Here Live Science takes a look at 10 of the biggest archaeology discoveries that emerged this year. As in past years it was difficult to narrow this list to only 10.

A Bronze Age megalopolis in Israel a cachette of the priests near Luxor Egypt and a massive ancient wall in western Iran are just a few of the many incredible archaeological stories that came to light in 2019.

Here Live Science takes a look at 10 of the biggest archaeology discoveries that emerged this year. As in past years it was difficult to narrow this list to only 10.


The year started off with a heady discovery. Archaeologists found 17 decapitated skeletons their heads resting between their owner's legs or feet in a 1700-year-old Roman cemetery in the village of Great Whelnetham in Suffolk England. 

Their skulls appear to have been removed from their heads after death. The incisions through the neck were postmortem and were neatly placed just behind the jaw Andy Peachey an archaeologist with Archaeological Solutions the company responsible for excavating the cemetery told Live Science. An execution would cut lower through the neck and with violent force and this is not present anywhere.

No grave goods were found with the headless individuals though their bones were in good shape suggesting the individuals were well-nourished. A few of the individuals had tuberculosis which was common in farming communities 

On Oct. 11 2019 archaeologists in Egypt announced a plethora of discoveries in the Valley of the Kings where royalty were buried some 3000 years ago. In the western valley they found a workshop complex where workers manufactured material for the tombs. There were workshops for coloring pottery manufacturing furniture and cleaning gold among many others. They also found a room dug into the valley that was used for mummification complete with the remains of linen rope and other materials left over from mummification. They also found a piece of wood with two prongs that may have been used like a forklift to move furniture. 

Archaeologists also found new examples of ostraca (pottery with writing on it) that reveal records left behind by the Valley of the Kings workers. They found an area used to bake bread and store food and water.
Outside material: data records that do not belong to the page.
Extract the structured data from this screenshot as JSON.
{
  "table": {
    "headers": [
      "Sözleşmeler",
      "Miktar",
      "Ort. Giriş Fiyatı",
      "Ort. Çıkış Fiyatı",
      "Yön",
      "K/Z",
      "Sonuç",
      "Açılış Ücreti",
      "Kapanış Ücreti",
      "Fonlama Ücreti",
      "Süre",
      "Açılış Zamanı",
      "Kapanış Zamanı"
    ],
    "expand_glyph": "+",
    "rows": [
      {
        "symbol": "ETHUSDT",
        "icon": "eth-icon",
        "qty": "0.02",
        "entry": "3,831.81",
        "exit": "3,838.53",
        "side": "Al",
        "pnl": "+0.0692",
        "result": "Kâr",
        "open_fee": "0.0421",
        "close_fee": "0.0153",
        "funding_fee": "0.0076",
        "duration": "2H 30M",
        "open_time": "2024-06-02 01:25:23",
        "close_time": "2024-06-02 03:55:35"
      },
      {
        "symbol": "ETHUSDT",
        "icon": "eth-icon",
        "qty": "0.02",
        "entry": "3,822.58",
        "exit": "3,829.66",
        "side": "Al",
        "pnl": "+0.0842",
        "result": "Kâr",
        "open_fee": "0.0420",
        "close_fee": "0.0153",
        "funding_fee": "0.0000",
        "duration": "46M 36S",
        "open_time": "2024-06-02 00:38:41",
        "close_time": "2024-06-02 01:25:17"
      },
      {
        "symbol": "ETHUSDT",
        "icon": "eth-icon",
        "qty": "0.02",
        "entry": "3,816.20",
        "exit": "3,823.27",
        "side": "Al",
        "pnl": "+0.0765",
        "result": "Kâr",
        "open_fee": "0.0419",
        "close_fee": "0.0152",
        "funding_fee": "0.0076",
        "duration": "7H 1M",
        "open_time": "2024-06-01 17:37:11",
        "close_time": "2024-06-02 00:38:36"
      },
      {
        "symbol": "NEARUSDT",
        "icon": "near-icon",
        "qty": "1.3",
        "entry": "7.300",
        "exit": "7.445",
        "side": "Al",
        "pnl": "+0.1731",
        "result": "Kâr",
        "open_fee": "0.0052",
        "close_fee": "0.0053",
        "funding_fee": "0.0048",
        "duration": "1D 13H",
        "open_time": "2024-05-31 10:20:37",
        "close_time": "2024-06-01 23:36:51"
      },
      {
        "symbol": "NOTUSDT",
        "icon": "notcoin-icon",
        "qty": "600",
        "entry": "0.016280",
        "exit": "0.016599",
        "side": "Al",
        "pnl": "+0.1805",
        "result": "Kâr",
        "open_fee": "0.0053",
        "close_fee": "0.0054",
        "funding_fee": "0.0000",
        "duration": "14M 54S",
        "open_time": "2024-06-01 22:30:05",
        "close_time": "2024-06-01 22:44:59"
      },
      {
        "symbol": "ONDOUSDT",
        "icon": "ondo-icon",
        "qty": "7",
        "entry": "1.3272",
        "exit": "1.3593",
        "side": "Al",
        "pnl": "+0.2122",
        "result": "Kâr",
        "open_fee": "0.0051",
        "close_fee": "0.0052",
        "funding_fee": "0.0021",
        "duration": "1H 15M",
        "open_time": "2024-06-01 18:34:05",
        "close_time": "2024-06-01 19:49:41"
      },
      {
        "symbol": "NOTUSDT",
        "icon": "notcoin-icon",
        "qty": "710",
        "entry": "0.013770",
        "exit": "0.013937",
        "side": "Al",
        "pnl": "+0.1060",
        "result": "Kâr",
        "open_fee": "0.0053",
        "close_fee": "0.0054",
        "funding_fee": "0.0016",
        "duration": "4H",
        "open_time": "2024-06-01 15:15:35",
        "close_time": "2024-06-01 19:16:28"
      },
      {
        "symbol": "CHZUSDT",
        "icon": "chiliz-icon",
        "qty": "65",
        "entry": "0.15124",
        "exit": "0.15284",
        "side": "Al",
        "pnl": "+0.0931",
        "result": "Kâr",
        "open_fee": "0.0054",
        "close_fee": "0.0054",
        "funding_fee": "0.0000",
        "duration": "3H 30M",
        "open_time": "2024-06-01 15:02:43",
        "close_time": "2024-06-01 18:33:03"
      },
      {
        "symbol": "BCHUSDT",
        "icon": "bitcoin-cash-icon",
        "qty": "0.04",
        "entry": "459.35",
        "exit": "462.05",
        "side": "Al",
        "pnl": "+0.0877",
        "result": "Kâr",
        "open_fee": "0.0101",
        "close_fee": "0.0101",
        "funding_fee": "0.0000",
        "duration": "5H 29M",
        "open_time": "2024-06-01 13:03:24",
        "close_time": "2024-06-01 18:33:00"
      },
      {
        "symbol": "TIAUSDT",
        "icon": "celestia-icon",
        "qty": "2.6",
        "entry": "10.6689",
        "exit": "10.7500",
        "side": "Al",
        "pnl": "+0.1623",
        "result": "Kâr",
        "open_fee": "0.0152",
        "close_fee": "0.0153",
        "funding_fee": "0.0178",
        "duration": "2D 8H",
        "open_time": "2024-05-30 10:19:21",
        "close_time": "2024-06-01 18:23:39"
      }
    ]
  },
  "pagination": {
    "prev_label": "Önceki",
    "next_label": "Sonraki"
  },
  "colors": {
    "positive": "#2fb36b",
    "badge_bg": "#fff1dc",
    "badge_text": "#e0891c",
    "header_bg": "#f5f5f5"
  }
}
They also found two female mummies near the tomb of the powerful female pharaoh Hatshepsut. To have so many finds made in one year is astonishing and may pave the way for more discoveries in 2020.